### [Task goal]
What you return must be every line below that includes the word "Eylemleri".

(Data)

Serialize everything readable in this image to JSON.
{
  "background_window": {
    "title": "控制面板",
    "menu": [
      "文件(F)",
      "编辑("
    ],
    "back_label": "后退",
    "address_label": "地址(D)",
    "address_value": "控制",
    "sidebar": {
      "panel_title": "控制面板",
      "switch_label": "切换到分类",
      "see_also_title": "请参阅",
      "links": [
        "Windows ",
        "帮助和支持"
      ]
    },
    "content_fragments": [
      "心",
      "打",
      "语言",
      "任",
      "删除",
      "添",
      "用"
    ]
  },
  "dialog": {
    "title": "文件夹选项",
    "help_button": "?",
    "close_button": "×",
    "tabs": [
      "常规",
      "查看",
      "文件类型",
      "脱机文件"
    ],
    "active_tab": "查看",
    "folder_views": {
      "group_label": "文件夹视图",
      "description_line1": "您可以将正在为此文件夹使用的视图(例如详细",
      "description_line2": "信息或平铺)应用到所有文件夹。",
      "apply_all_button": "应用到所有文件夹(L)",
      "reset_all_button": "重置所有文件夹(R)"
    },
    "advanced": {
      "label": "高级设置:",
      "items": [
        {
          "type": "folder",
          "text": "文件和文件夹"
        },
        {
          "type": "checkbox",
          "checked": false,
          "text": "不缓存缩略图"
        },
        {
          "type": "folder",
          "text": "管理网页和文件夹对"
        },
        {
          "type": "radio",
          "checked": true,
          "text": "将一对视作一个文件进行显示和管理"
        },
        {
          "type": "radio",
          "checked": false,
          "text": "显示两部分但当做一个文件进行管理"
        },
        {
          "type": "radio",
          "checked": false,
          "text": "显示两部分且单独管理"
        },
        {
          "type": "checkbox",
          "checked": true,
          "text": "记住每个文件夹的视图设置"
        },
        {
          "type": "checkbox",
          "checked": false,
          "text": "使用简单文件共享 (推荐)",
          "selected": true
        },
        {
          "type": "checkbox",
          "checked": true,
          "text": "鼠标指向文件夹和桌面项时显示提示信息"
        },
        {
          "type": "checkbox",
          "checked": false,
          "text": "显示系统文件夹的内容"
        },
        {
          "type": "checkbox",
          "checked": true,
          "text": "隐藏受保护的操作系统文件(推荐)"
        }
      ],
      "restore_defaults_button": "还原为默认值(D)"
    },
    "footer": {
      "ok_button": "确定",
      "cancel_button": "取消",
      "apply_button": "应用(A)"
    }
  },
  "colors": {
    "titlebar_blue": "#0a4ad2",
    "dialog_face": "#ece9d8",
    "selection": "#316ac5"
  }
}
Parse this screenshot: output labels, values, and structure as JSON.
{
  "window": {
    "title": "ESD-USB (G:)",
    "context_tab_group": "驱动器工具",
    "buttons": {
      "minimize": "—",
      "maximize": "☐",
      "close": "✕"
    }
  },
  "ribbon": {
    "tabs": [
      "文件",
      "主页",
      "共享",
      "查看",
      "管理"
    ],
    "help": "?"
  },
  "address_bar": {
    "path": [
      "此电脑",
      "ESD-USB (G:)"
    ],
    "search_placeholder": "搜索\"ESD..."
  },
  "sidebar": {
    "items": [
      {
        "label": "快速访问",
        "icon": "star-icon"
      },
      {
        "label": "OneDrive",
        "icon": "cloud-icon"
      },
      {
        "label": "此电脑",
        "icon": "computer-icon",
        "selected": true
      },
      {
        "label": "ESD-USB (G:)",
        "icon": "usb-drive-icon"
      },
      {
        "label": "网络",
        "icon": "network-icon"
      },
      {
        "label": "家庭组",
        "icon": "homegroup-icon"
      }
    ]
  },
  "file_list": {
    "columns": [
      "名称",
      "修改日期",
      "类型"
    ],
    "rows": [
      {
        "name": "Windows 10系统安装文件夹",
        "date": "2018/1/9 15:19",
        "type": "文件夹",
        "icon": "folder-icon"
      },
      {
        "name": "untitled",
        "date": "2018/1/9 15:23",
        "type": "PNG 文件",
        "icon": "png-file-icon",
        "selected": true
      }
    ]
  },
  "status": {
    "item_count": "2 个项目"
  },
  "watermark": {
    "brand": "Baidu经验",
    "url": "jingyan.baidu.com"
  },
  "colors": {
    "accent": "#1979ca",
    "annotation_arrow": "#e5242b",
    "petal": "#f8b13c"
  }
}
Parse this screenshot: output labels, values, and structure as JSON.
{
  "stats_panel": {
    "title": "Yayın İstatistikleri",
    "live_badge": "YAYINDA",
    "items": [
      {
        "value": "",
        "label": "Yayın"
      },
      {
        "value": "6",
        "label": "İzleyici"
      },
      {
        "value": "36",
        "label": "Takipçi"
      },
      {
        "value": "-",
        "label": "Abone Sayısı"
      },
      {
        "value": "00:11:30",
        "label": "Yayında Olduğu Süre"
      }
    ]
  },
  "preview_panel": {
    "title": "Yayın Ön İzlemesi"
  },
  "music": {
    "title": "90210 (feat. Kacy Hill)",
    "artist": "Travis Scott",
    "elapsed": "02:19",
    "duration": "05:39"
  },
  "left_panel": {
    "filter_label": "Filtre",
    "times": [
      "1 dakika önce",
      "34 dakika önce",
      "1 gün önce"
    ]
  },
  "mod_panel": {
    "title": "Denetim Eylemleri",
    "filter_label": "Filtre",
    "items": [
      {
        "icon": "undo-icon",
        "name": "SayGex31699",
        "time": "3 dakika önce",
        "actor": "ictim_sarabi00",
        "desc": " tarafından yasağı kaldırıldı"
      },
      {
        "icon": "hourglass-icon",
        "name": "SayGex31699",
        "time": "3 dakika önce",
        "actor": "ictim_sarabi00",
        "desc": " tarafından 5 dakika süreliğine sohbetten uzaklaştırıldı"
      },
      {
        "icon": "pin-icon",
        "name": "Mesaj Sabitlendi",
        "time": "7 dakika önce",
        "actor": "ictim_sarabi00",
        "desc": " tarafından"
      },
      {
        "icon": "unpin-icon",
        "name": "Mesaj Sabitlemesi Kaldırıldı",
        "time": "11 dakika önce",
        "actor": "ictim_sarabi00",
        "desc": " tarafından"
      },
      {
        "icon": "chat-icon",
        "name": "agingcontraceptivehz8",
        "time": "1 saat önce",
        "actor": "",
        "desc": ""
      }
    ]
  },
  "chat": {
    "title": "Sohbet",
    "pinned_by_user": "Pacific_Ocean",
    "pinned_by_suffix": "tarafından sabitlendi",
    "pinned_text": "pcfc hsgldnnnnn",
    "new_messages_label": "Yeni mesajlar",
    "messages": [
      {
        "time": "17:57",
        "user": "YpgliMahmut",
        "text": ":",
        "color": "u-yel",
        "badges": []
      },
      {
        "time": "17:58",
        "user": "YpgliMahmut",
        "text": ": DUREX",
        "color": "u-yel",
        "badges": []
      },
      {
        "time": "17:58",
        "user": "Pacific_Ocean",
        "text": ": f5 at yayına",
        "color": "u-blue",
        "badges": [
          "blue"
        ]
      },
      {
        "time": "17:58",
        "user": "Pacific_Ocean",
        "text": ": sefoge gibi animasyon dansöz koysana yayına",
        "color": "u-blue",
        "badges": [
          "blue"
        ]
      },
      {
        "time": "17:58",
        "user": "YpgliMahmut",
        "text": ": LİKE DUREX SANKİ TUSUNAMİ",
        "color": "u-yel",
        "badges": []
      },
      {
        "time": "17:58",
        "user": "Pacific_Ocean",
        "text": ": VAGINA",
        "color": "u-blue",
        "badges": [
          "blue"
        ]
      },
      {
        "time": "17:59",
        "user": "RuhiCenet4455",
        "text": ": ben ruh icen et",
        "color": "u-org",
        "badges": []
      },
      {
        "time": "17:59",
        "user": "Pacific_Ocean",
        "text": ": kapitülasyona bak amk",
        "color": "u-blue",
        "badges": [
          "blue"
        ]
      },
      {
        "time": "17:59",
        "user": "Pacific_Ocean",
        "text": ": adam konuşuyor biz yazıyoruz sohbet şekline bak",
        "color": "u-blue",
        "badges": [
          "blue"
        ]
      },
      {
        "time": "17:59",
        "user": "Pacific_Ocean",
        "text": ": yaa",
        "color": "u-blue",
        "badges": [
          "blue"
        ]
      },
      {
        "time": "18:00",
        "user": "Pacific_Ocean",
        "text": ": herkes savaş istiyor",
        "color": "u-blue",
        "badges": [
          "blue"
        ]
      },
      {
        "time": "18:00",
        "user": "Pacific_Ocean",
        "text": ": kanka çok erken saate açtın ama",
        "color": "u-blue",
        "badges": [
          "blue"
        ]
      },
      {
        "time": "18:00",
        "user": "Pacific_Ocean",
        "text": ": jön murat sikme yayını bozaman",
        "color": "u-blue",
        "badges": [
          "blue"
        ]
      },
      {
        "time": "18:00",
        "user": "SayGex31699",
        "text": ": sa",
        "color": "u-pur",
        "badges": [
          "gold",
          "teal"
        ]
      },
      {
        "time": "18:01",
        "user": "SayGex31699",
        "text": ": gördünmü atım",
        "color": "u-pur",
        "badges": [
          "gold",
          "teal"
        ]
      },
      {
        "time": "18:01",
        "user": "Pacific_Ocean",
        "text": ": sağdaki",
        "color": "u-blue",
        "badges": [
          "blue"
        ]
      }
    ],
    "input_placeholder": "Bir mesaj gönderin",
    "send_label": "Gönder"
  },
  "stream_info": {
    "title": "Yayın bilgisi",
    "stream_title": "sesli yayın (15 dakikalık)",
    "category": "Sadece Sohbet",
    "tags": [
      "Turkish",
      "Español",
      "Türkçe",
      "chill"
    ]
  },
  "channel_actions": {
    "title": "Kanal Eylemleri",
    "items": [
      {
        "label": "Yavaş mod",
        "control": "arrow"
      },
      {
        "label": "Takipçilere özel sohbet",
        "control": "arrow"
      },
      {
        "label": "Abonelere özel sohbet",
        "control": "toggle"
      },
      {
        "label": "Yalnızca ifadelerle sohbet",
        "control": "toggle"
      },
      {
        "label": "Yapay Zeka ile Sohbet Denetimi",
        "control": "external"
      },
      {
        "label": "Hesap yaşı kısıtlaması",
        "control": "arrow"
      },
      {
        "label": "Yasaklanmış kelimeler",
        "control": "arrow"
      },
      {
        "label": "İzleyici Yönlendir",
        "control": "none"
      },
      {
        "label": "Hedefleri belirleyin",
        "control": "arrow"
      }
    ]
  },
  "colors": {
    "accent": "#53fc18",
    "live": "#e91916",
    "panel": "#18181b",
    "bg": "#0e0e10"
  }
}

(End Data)

### [Response area]
    "title": "Denetim Eylemleri",
    "title": "Kanal Eylemleri",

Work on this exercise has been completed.